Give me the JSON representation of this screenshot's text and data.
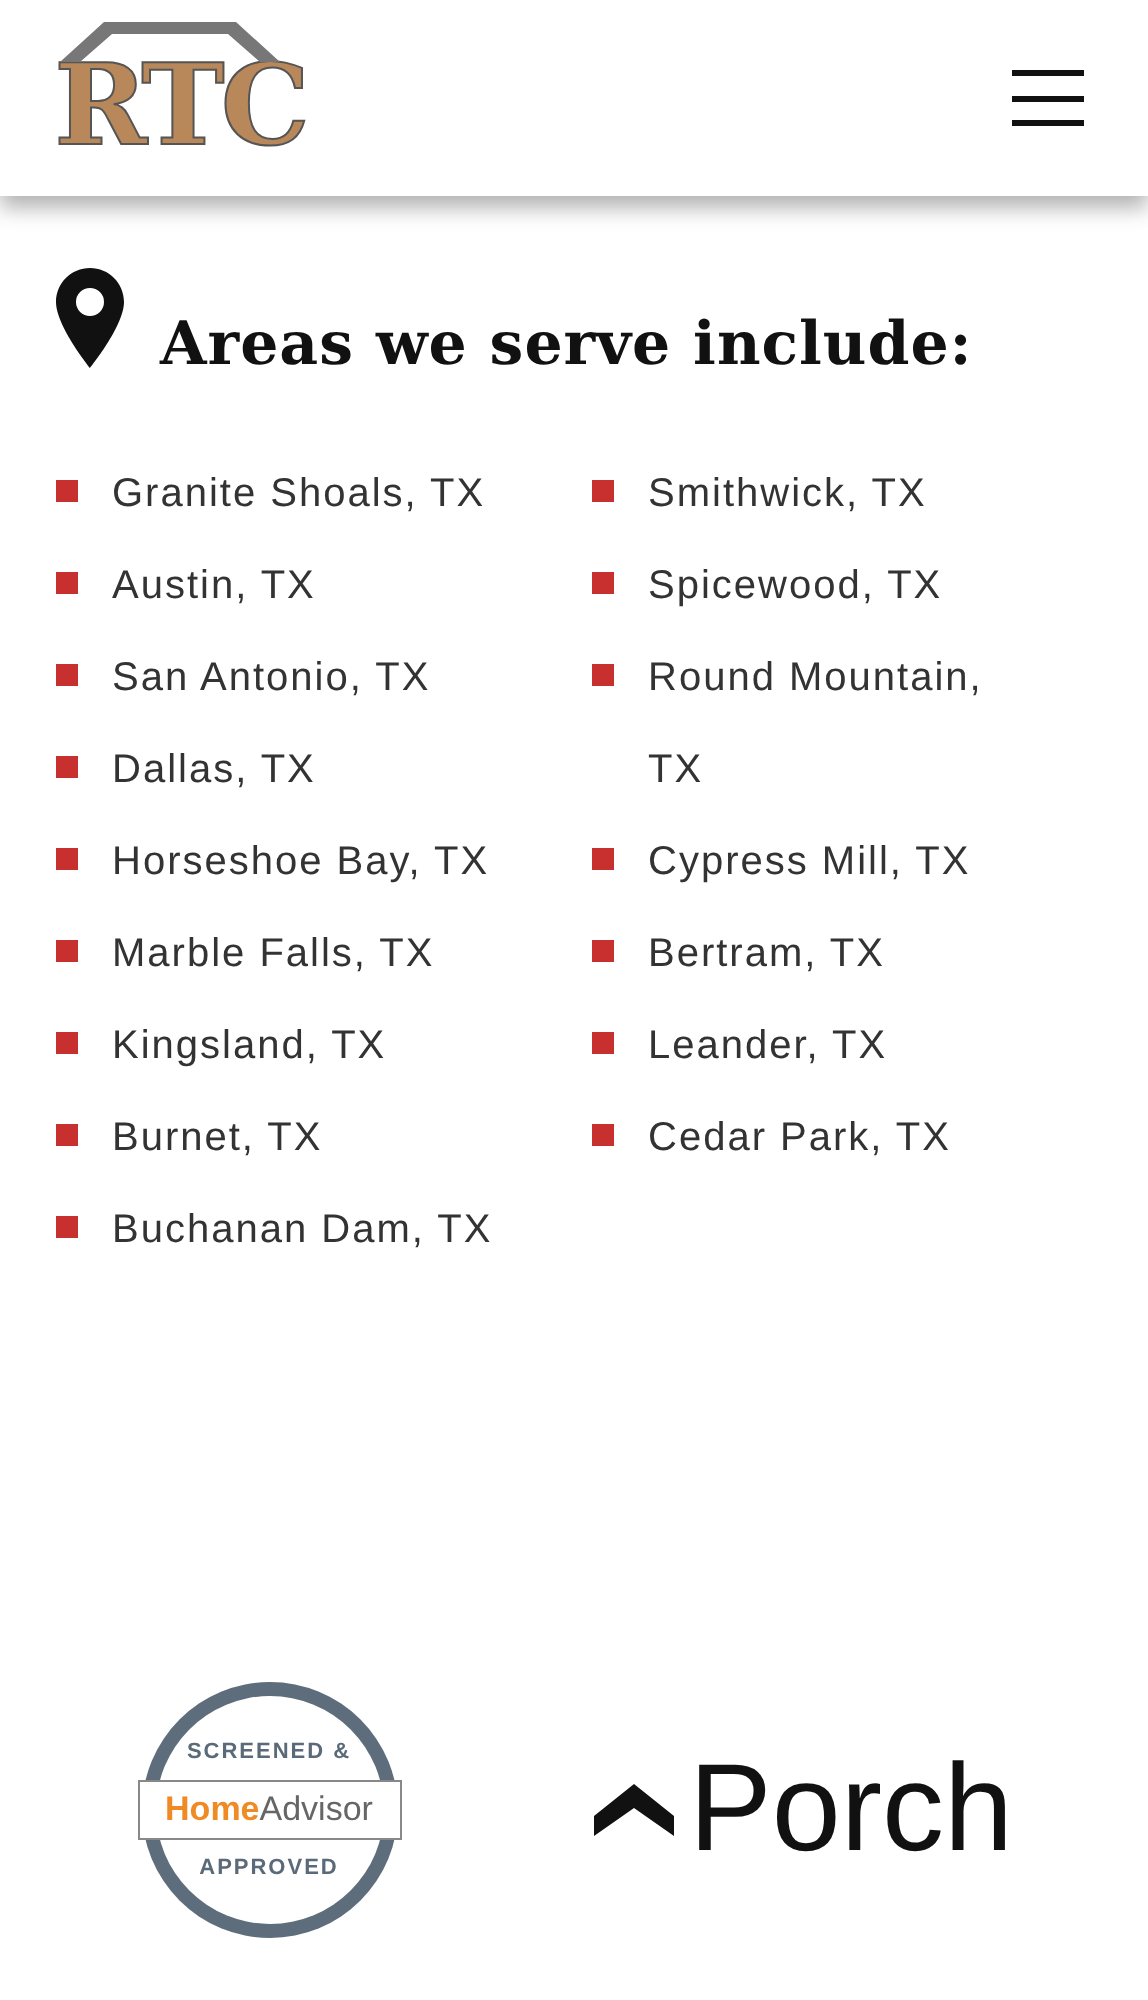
{
  "header": {
    "logo": {
      "letters": "RTC"
    }
  },
  "areas": {
    "heading": "Areas we serve include:",
    "columns": [
      [
        "Granite Shoals, TX",
        "Austin, TX",
        "San Antonio, TX",
        "Dallas, TX",
        "Horseshoe Bay, TX",
        "Marble Falls, TX",
        "Kingsland, TX",
        "Burnet, TX",
        "Buchanan Dam, TX"
      ],
      [
        "Smithwick, TX",
        "Spicewood, TX",
        "Round Mountain, TX",
        "Cypress Mill, TX",
        "Bertram, TX",
        "Leander, TX",
        "Cedar Park, TX"
      ]
    ]
  },
  "badges": {
    "homeadvisor": {
      "top": "SCREENED &",
      "brand_home": "Home",
      "brand_advisor": "Advisor",
      "bottom": "APPROVED"
    },
    "porch": {
      "name": "Porch"
    }
  }
}
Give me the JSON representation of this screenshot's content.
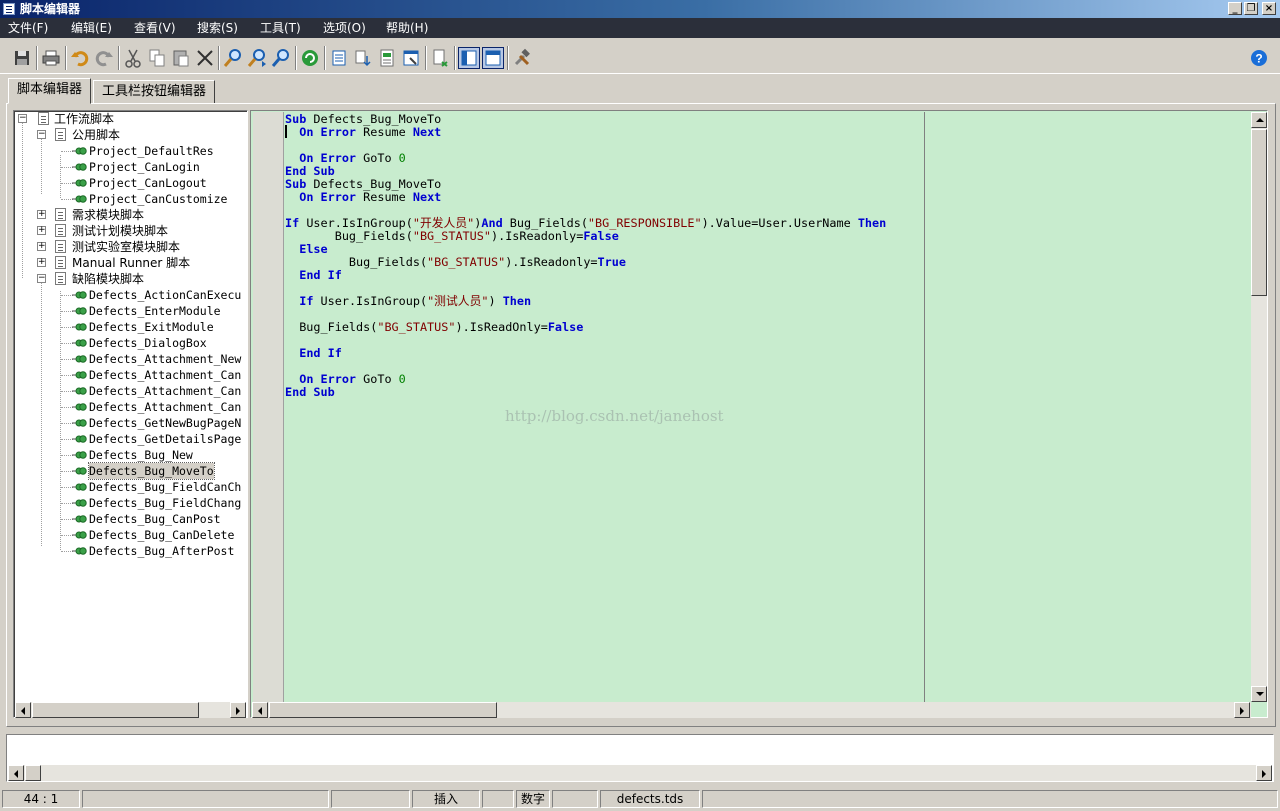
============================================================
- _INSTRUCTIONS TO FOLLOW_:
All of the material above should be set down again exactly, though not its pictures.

- _SOLUTION TO THIS PROBLEM_:
Give me the JSON representation of this screenshot's text and data.
{
  "header": {
    "logo": {
      "letters": "RTC"
    }
  },
  "areas": {
    "heading": "Areas we serve include:",
    "columns": [
      [
        "Granite Shoals, TX",
        "Austin, TX",
        "San Antonio, TX",
        "Dallas, TX",
        "Horseshoe Bay, TX",
        "Marble Falls, TX",
        "Kingsland, TX",
        "Burnet, TX",
        "Buchanan Dam, TX"
      ],
      [
        "Smithwick, TX",
        "Spicewood, TX",
        "Round Mountain, TX",
        "Cypress Mill, TX",
        "Bertram, TX",
        "Leander, TX",
        "Cedar Park, TX"
      ]
    ]
  },
  "badges": {
    "homeadvisor": {
      "top": "SCREENED &",
      "brand_home": "Home",
      "brand_advisor": "Advisor",
      "bottom": "APPROVED"
    },
    "porch": {
      "name": "Porch"
    }
  }
}
Give me the JSON representation of this screenshot's content.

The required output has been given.